P-8 Poseidon Joins Search For Missing Malaysian Plane, But Is It In The Right Place?

The P-8 Poseidon was designed by Boeing for anti-submarine and surface warfare, but its current mission is to try to find any signs of the missing Malaysian Airlines flight.

The aircraft was developed from the Boeing 737-800ERX, and each plane costs over $200 million.

The Poseidon has been searching for days now, primarily in an area of the Indian Ocean, which, according to statements from the Australian Prime Minister today, is the most likely area in which the plane could have crashed.

So far, despite the wealth of sophisticated detection equipment on board, nothing connected to the Malaysian plane has been found.

There have been numerous false sightings which have raised hopes, only to have them dashed when the ” debris” turned out to be a small freighter and two pods of dolphins.

The current shift of nine hours in the air followed the report that a satellite had detected what could have been wreckage from the missing plane.

The fact that an aircraft as sophisticated as the P-8 Poseidon has been called into service is an indication of just how difficult the search has proven to be.

As evidence of the sensitivity of the U.S. Military to any information being published about what the Poseidon actually carries on board, it would not permit cameras to be carried by reporters allowed on the flight.

While en route to the intended search area, the plane was diverted because of reports of possible debris in the water. The Poseidon was able to descend below the clouds to a height of some 300 feet above sea level, and use its radar and other systems to scan an area 16 miles wide on either side of the plane.

The Poseidon carries enough fuel to scan for three hours and cover 4,100 square miles before having to fly the three hours back to its base north of Perth, Australia.

Lt. Commander Adam Schantz, the officer in charge, has worked with very little sleep over the past week. He pointed out that winds and ocean currents caused any debris to drift far away from their original location.

He told ABC News, who had a reporter on board, “Now we use the drift analysis to figure out where it was.”

In spite of the daily disappointments, Schantz says his crew is not discouraged: “We’re all excited to find it… but we know we did some good today. We eliminated the area and we move on to the next area tomorrow and we keep trying. We keep our hopes up… More searching tomorrow.”
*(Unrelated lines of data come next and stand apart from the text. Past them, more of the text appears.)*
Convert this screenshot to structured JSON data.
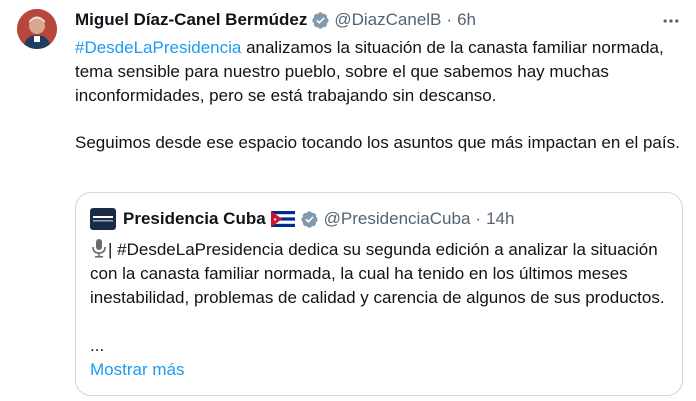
{
  "tweet": {
    "author_name": "Miguel Díaz-Canel Bermúdez",
    "handle": "@DiazCanelB",
    "separator": "·",
    "time": "6h",
    "hashtag": "#DesdeLaPresidencia",
    "text_1_rest": " analizamos la situación de la canasta familiar normada, tema sensible para nuestro pueblo, sobre el que sabemos hay muchas inconformidades, pero se está trabajando sin descanso.",
    "text_2": "Seguimos desde ese espacio tocando los asuntos que más impactan en el país.",
    "more_icon": "more-horizontal-icon",
    "verified_icon": "verified-badge-icon"
  },
  "quote": {
    "author_name": "Presidencia Cuba",
    "handle": "@PresidenciaCuba",
    "separator": "·",
    "time": "14h",
    "logo_icon": "presidencia-logo",
    "flag_icon": "cuba-flag-icon",
    "mic_icon": "microphone-icon",
    "text": "| #DesdeLaPresidencia dedica su segunda edición a analizar la situación con la canasta familiar normada, la cual ha tenido en los últimos meses inestabilidad, problemas de calidad y carencia de algunos de sus productos.",
    "ellipsis": "...",
    "show_more": "Mostrar más"
  },
  "colors": {
    "accent": "#1d9bf0",
    "text": "#0f1419",
    "secondary": "#536471",
    "border": "#cfd9de"
  }
}
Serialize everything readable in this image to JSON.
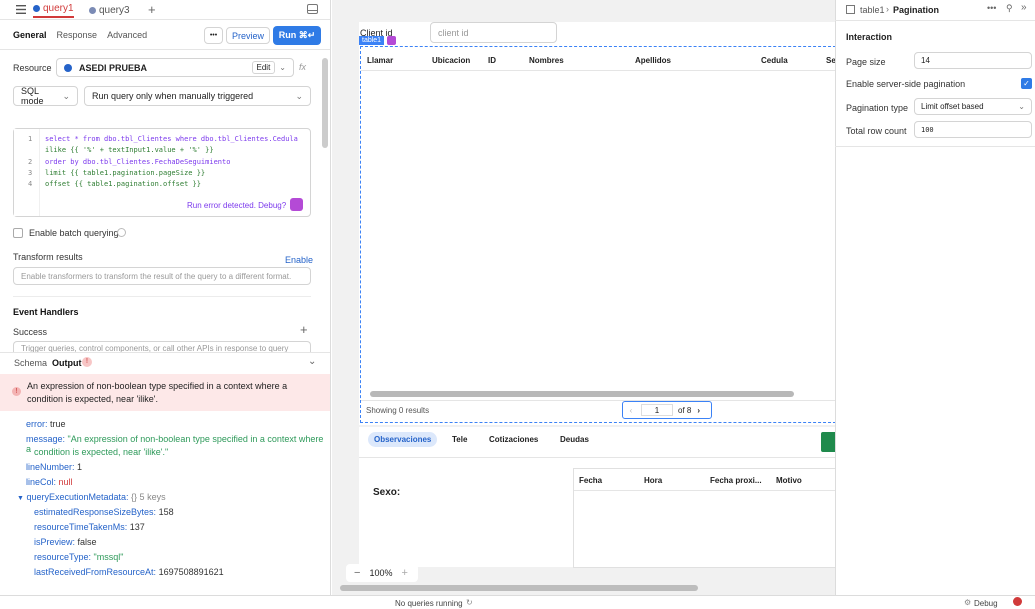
{
  "query_tabs": [
    {
      "label": "query1",
      "active": true
    },
    {
      "label": "query3",
      "active": false
    }
  ],
  "subtabs": [
    "General",
    "Response",
    "Advanced"
  ],
  "toolbar": {
    "more_label": "•••",
    "preview_label": "Preview",
    "run_label": "Run ⌘↵"
  },
  "resource": {
    "label": "Resource",
    "value": "ASEDI PRUEBA",
    "edit_label": "Edit",
    "fx_label": "fx"
  },
  "mode": {
    "value": "SQL mode",
    "trigger": "Run query only when manually triggered"
  },
  "code": {
    "lines": [
      "1",
      "",
      "2",
      "3",
      "4"
    ],
    "l1": "select * from dbo.tbl_Clientes where dbo.tbl_Clientes.Cedula",
    "l1b": "ilike {{ '%' + textInput1.value + '%' }}",
    "l2": "order by dbo.tbl_Clientes.FechaDeSeguimiento",
    "l3": "limit {{ table1.pagination.pageSize }}",
    "l4": "offset {{ table1.pagination.offset }}",
    "error_hint": "Run error detected. Debug?"
  },
  "batch": {
    "label": "Enable batch querying"
  },
  "transform": {
    "label": "Transform results",
    "enable_label": "Enable",
    "placeholder": "Enable transformers to transform the result of the query to a different format."
  },
  "events": {
    "title": "Event Handlers",
    "success_label": "Success",
    "success_placeholder": "Trigger queries, control components, or call other APIs in response to query"
  },
  "output_tabs": {
    "schema": "Schema",
    "output": "Output"
  },
  "error_banner": "An expression of non-boolean type specified in a context where a condition is expected, near 'ilike'.",
  "output": {
    "error_key": "error:",
    "error_val": "true",
    "message_key": "message:",
    "message_val": "\"An expression of non-boolean type specified in a context where a",
    "message_val2": "condition is expected, near 'ilike'.\"",
    "lineNumber_key": "lineNumber:",
    "lineNumber_val": "1",
    "lineCol_key": "lineCol:",
    "lineCol_val": "null",
    "meta_key": "queryExecutionMetadata:",
    "meta_val": "{} 5 keys",
    "estimated_key": "estimatedResponseSizeBytes:",
    "estimated_val": "158",
    "time_key": "resourceTimeTakenMs:",
    "time_val": "137",
    "preview_key": "isPreview:",
    "preview_val": "false",
    "type_key": "resourceType:",
    "type_val": "\"mssql\"",
    "received_key": "lastReceivedFromResourceAt:",
    "received_val": "1697508891621"
  },
  "canvas": {
    "client_label": "Client id",
    "client_placeholder": "client id",
    "table_tag": "table1",
    "columns": [
      "Llamar",
      "Ubicacion",
      "ID",
      "Nombres",
      "Apellidos",
      "Cedula",
      "Se"
    ],
    "showing": "Showing 0 results",
    "page_current": "1",
    "page_of": "of 8",
    "tabs": [
      "Observaciones",
      "Tele",
      "Cotizaciones",
      "Deudas"
    ],
    "sexo_label": "Sexo:",
    "sub_columns": [
      "Fecha",
      "Hora",
      "Fecha proxi...",
      "Motivo"
    ],
    "zoom": "100%"
  },
  "inspector": {
    "breadcrumb_parent": "table1",
    "breadcrumb_current": "Pagination",
    "section": "Interaction",
    "page_size_label": "Page size",
    "page_size_value": "14",
    "server_side_label": "Enable server-side pagination",
    "pagination_type_label": "Pagination type",
    "pagination_type_value": "Limit offset based",
    "total_row_label": "Total row count",
    "total_row_value": "100"
  },
  "status": {
    "queries": "No queries running",
    "debug": "Debug"
  },
  "colors": {
    "accent": "#3b82f6",
    "error_bg": "#fde8e8",
    "key_blue": "#2563c9",
    "string_green": "#2e9a5a"
  }
}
The P-8 Poseidon takes its name from the mythical Greek God of the Sea. Hopefully, it will prove to be a good omen.